→ WHAT IS REQUIRED
Each line of the records below that contains "icon" needs to be copied.

= = =

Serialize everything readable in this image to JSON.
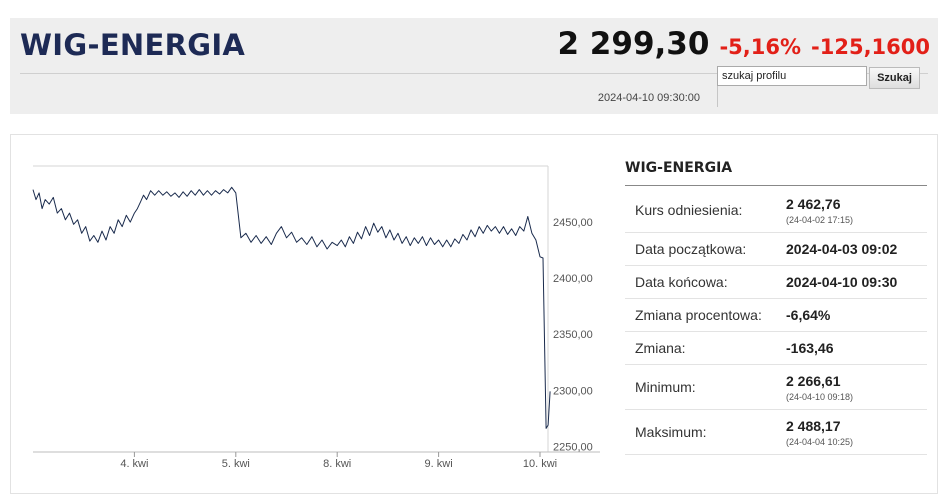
{
  "header": {
    "title": "WIG-ENERGIA",
    "value": "2 299,30",
    "change_pct": "-5,16%",
    "change_abs": "-125,1600",
    "timestamp": "2024-04-10 09:30:00",
    "search_value": "szukaj profilu",
    "search_button": "Szukaj"
  },
  "stats": {
    "title": "WIG-ENERGIA",
    "rows": [
      {
        "label": "Kurs odniesienia:",
        "value": "2 462,76",
        "sub": "(24-04-02 17:15)"
      },
      {
        "label": "Data początkowa:",
        "value": "2024-04-03 09:02"
      },
      {
        "label": "Data końcowa:",
        "value": "2024-04-10 09:30"
      },
      {
        "label": "Zmiana procentowa:",
        "value": "-6,64%"
      },
      {
        "label": "Zmiana:",
        "value": "-163,46"
      },
      {
        "label": "Minimum:",
        "value": "2 266,61",
        "sub": "(24-04-10 09:18)"
      },
      {
        "label": "Maksimum:",
        "value": "2 488,17",
        "sub": "(24-04-04 10:25)"
      }
    ]
  },
  "colors": {
    "line": "#1a2b4d",
    "negative": "#e22018",
    "title": "#1d2a55",
    "grid": "#e4e4e4"
  },
  "chart_data": {
    "type": "line",
    "title": "",
    "xlabel": "",
    "ylabel": "",
    "ylim": [
      2245,
      2500
    ],
    "grid": true,
    "x_tick_labels": [
      {
        "label": "4. kwi",
        "t": 1
      },
      {
        "label": "5. kwi",
        "t": 2
      },
      {
        "label": "8. kwi",
        "t": 3
      },
      {
        "label": "9. kwi",
        "t": 4
      },
      {
        "label": "10. kwi",
        "t": 5
      }
    ],
    "y_ticks": [
      {
        "value": 2450,
        "label": "2450,00"
      },
      {
        "value": 2400,
        "label": "2400,00"
      },
      {
        "value": 2350,
        "label": "2350,00"
      },
      {
        "value": 2300,
        "label": "2300,00"
      },
      {
        "value": 2250,
        "label": "2250,00"
      }
    ],
    "series": [
      {
        "points": [
          [
            0.0,
            2479
          ],
          [
            0.03,
            2470
          ],
          [
            0.06,
            2476
          ],
          [
            0.09,
            2462
          ],
          [
            0.12,
            2470
          ],
          [
            0.16,
            2466
          ],
          [
            0.2,
            2472
          ],
          [
            0.24,
            2458
          ],
          [
            0.28,
            2462
          ],
          [
            0.32,
            2452
          ],
          [
            0.36,
            2458
          ],
          [
            0.4,
            2448
          ],
          [
            0.44,
            2452
          ],
          [
            0.48,
            2440
          ],
          [
            0.52,
            2446
          ],
          [
            0.56,
            2433
          ],
          [
            0.6,
            2438
          ],
          [
            0.64,
            2432
          ],
          [
            0.68,
            2442
          ],
          [
            0.72,
            2434
          ],
          [
            0.76,
            2446
          ],
          [
            0.8,
            2440
          ],
          [
            0.84,
            2452
          ],
          [
            0.88,
            2446
          ],
          [
            0.92,
            2456
          ],
          [
            0.96,
            2450
          ],
          [
            1.0,
            2458
          ],
          [
            1.03,
            2462
          ],
          [
            1.06,
            2468
          ],
          [
            1.09,
            2474
          ],
          [
            1.12,
            2470
          ],
          [
            1.16,
            2478
          ],
          [
            1.2,
            2474
          ],
          [
            1.24,
            2478
          ],
          [
            1.28,
            2474
          ],
          [
            1.32,
            2477
          ],
          [
            1.36,
            2473
          ],
          [
            1.4,
            2476
          ],
          [
            1.44,
            2472
          ],
          [
            1.48,
            2477
          ],
          [
            1.52,
            2473
          ],
          [
            1.56,
            2478
          ],
          [
            1.6,
            2474
          ],
          [
            1.64,
            2479
          ],
          [
            1.68,
            2474
          ],
          [
            1.72,
            2478
          ],
          [
            1.76,
            2474
          ],
          [
            1.8,
            2478
          ],
          [
            1.84,
            2475
          ],
          [
            1.88,
            2479
          ],
          [
            1.92,
            2476
          ],
          [
            1.96,
            2481
          ],
          [
            2.0,
            2476
          ],
          [
            2.05,
            2436
          ],
          [
            2.1,
            2440
          ],
          [
            2.15,
            2432
          ],
          [
            2.2,
            2438
          ],
          [
            2.25,
            2431
          ],
          [
            2.3,
            2437
          ],
          [
            2.35,
            2430
          ],
          [
            2.4,
            2440
          ],
          [
            2.45,
            2446
          ],
          [
            2.5,
            2436
          ],
          [
            2.55,
            2441
          ],
          [
            2.6,
            2432
          ],
          [
            2.65,
            2436
          ],
          [
            2.7,
            2430
          ],
          [
            2.75,
            2437
          ],
          [
            2.8,
            2428
          ],
          [
            2.85,
            2434
          ],
          [
            2.9,
            2426
          ],
          [
            2.95,
            2432
          ],
          [
            3.0,
            2429
          ],
          [
            3.04,
            2434
          ],
          [
            3.08,
            2428
          ],
          [
            3.12,
            2437
          ],
          [
            3.16,
            2431
          ],
          [
            3.2,
            2441
          ],
          [
            3.24,
            2435
          ],
          [
            3.28,
            2446
          ],
          [
            3.32,
            2438
          ],
          [
            3.36,
            2449
          ],
          [
            3.4,
            2441
          ],
          [
            3.44,
            2446
          ],
          [
            3.48,
            2436
          ],
          [
            3.52,
            2443
          ],
          [
            3.56,
            2434
          ],
          [
            3.6,
            2440
          ],
          [
            3.64,
            2431
          ],
          [
            3.68,
            2437
          ],
          [
            3.72,
            2429
          ],
          [
            3.76,
            2436
          ],
          [
            3.8,
            2431
          ],
          [
            3.84,
            2437
          ],
          [
            3.88,
            2429
          ],
          [
            3.92,
            2436
          ],
          [
            3.96,
            2430
          ],
          [
            4.0,
            2434
          ],
          [
            4.04,
            2428
          ],
          [
            4.08,
            2434
          ],
          [
            4.12,
            2428
          ],
          [
            4.16,
            2435
          ],
          [
            4.2,
            2431
          ],
          [
            4.24,
            2439
          ],
          [
            4.28,
            2434
          ],
          [
            4.32,
            2443
          ],
          [
            4.36,
            2437
          ],
          [
            4.4,
            2446
          ],
          [
            4.44,
            2440
          ],
          [
            4.48,
            2447
          ],
          [
            4.52,
            2442
          ],
          [
            4.56,
            2446
          ],
          [
            4.6,
            2440
          ],
          [
            4.64,
            2446
          ],
          [
            4.68,
            2439
          ],
          [
            4.72,
            2444
          ],
          [
            4.76,
            2438
          ],
          [
            4.8,
            2446
          ],
          [
            4.84,
            2442
          ],
          [
            4.88,
            2455
          ],
          [
            4.92,
            2440
          ],
          [
            4.96,
            2434
          ],
          [
            5.0,
            2419
          ],
          [
            5.03,
            2418
          ],
          [
            5.06,
            2266
          ],
          [
            5.08,
            2269
          ],
          [
            5.1,
            2299
          ]
        ]
      }
    ]
  }
}
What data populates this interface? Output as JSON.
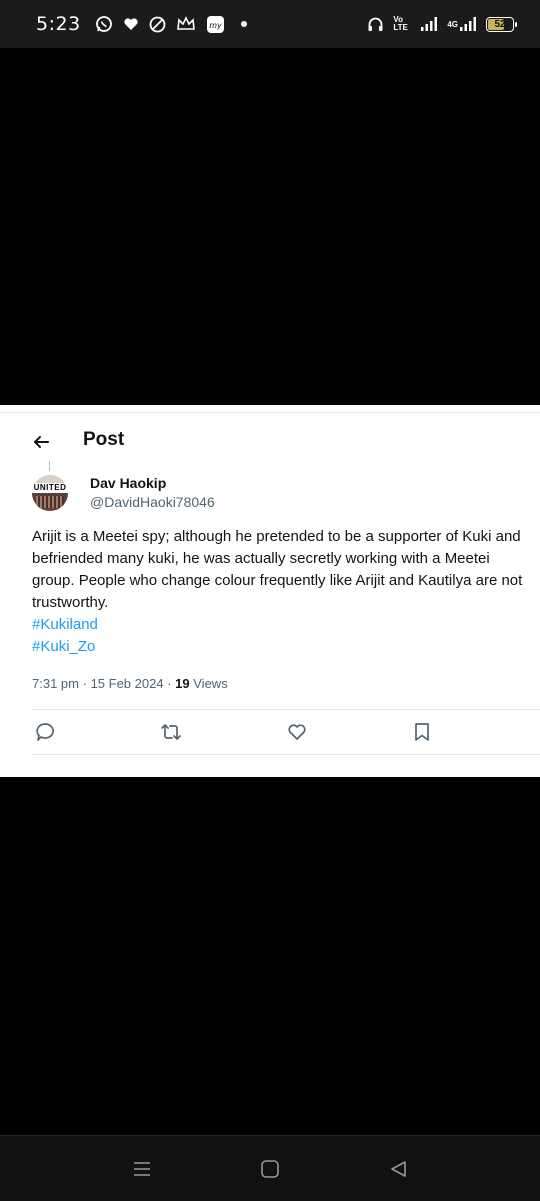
{
  "status_bar": {
    "time": "5:23",
    "network_label": "Vo LTE",
    "network_type": "4G",
    "battery": "52"
  },
  "post": {
    "header_title": "Post",
    "author": {
      "display_name": "Dav Haokip",
      "handle": "@DavidHaoki78046",
      "avatar_text": "UNITED"
    },
    "text": "Arijit is a Meetei spy; although he pretended to be a supporter of Kuki and befriended many kuki, he was actually secretly working with a Meetei group. People who change colour frequently like Arijit and Kautilya are not trustworthy.",
    "hashtags": [
      "#Kukiland",
      "#Kuki_Zo"
    ],
    "time": "7:31 pm",
    "date": "15 Feb 2024",
    "views_count": "19",
    "views_label": "Views",
    "actions": [
      "reply-icon",
      "retweet-icon",
      "like-icon",
      "bookmark-icon"
    ],
    "link_color": "#1d9bf0"
  },
  "nav_bar": {
    "buttons": [
      "menu-icon",
      "home-icon",
      "back-icon"
    ]
  }
}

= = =

→ RESPONSE TO THIS EXERCISE
      "reply-icon",
      "retweet-icon",
      "like-icon",
      "bookmark-icon"
      "menu-icon",
      "home-icon",
      "back-icon"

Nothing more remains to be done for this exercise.